START DATA RECORDS

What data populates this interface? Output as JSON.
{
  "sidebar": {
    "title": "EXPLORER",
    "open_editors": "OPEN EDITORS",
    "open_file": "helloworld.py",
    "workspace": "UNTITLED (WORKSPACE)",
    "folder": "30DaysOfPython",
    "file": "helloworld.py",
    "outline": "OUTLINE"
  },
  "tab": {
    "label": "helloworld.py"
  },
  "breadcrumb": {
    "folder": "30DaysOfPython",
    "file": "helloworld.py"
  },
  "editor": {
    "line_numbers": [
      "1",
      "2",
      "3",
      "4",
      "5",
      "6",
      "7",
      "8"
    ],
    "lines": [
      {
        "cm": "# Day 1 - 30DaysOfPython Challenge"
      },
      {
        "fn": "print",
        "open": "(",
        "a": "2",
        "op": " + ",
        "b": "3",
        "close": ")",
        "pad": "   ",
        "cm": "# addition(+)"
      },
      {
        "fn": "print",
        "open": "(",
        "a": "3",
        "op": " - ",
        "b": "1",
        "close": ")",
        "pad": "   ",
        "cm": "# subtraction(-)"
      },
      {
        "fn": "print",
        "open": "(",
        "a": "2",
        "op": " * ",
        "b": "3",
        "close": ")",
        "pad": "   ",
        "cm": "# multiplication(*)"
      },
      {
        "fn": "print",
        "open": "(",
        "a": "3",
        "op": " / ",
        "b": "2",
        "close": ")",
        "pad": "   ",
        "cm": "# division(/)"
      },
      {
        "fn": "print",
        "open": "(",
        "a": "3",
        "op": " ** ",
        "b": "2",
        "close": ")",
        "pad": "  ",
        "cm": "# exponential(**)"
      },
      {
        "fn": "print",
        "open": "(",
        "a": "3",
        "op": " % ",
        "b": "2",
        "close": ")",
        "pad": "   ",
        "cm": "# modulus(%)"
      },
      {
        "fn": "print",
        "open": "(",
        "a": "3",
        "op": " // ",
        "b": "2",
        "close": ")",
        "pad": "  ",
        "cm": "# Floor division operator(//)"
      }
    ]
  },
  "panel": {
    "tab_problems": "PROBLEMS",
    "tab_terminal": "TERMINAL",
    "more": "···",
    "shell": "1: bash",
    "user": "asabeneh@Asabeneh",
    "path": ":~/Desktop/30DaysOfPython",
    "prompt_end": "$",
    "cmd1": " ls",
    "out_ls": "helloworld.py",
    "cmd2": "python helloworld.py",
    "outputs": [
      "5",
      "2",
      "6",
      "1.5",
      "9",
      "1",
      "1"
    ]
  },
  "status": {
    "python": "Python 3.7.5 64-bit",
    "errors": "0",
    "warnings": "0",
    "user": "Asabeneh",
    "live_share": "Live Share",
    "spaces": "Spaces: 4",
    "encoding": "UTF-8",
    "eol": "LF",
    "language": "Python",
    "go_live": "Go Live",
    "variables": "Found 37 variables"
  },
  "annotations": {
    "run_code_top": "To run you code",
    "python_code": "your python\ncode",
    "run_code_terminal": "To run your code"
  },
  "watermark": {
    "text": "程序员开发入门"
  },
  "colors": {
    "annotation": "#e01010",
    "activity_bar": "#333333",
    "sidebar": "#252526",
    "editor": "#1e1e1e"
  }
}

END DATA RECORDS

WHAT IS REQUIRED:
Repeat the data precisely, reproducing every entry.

TASK ANSWER:
What data populates this interface? Output as JSON.
{
  "sidebar": {
    "title": "EXPLORER",
    "open_editors": "OPEN EDITORS",
    "open_file": "helloworld.py",
    "workspace": "UNTITLED (WORKSPACE)",
    "folder": "30DaysOfPython",
    "file": "helloworld.py",
    "outline": "OUTLINE"
  },
  "tab": {
    "label": "helloworld.py"
  },
  "breadcrumb": {
    "folder": "30DaysOfPython",
    "file": "helloworld.py"
  },
  "editor": {
    "line_numbers": [
      "1",
      "2",
      "3",
      "4",
      "5",
      "6",
      "7",
      "8"
    ],
    "lines": [
      {
        "cm": "# Day 1 - 30DaysOfPython Challenge"
      },
      {
        "fn": "print",
        "open": "(",
        "a": "2",
        "op": " + ",
        "b": "3",
        "close": ")",
        "pad": "   ",
        "cm": "# addition(+)"
      },
      {
        "fn": "print",
        "open": "(",
        "a": "3",
        "op": " - ",
        "b": "1",
        "close": ")",
        "pad": "   ",
        "cm": "# subtraction(-)"
      },
      {
        "fn": "print",
        "open": "(",
        "a": "2",
        "op": " * ",
        "b": "3",
        "close": ")",
        "pad": "   ",
        "cm": "# multiplication(*)"
      },
      {
        "fn": "print",
        "open": "(",
        "a": "3",
        "op": " / ",
        "b": "2",
        "close": ")",
        "pad": "   ",
        "cm": "# division(/)"
      },
      {
        "fn": "print",
        "open": "(",
        "a": "3",
        "op": " ** ",
        "b": "2",
        "close": ")",
        "pad": "  ",
        "cm": "# exponential(**)"
      },
      {
        "fn": "print",
        "open": "(",
        "a": "3",
        "op": " % ",
        "b": "2",
        "close": ")",
        "pad": "   ",
        "cm": "# modulus(%)"
      },
      {
        "fn": "print",
        "open": "(",
        "a": "3",
        "op": " // ",
        "b": "2",
        "close": ")",
        "pad": "  ",
        "cm": "# Floor division operator(//)"
      }
    ]
  },
  "panel": {
    "tab_problems": "PROBLEMS",
    "tab_terminal": "TERMINAL",
    "more": "···",
    "shell": "1: bash",
    "user": "asabeneh@Asabeneh",
    "path": ":~/Desktop/30DaysOfPython",
    "prompt_end": "$",
    "cmd1": " ls",
    "out_ls": "helloworld.py",
    "cmd2": "python helloworld.py",
    "outputs": [
      "5",
      "2",
      "6",
      "1.5",
      "9",
      "1",
      "1"
    ]
  },
  "status": {
    "python": "Python 3.7.5 64-bit",
    "errors": "0",
    "warnings": "0",
    "user": "Asabeneh",
    "live_share": "Live Share",
    "spaces": "Spaces: 4",
    "encoding": "UTF-8",
    "eol": "LF",
    "language": "Python",
    "go_live": "Go Live",
    "variables": "Found 37 variables"
  },
  "annotations": {
    "run_code_top": "To run you code",
    "python_code": "your python\ncode",
    "run_code_terminal": "To run your code"
  },
  "watermark": {
    "text": "程序员开发入门"
  },
  "colors": {
    "annotation": "#e01010",
    "activity_bar": "#333333",
    "sidebar": "#252526",
    "editor": "#1e1e1e"
  }
}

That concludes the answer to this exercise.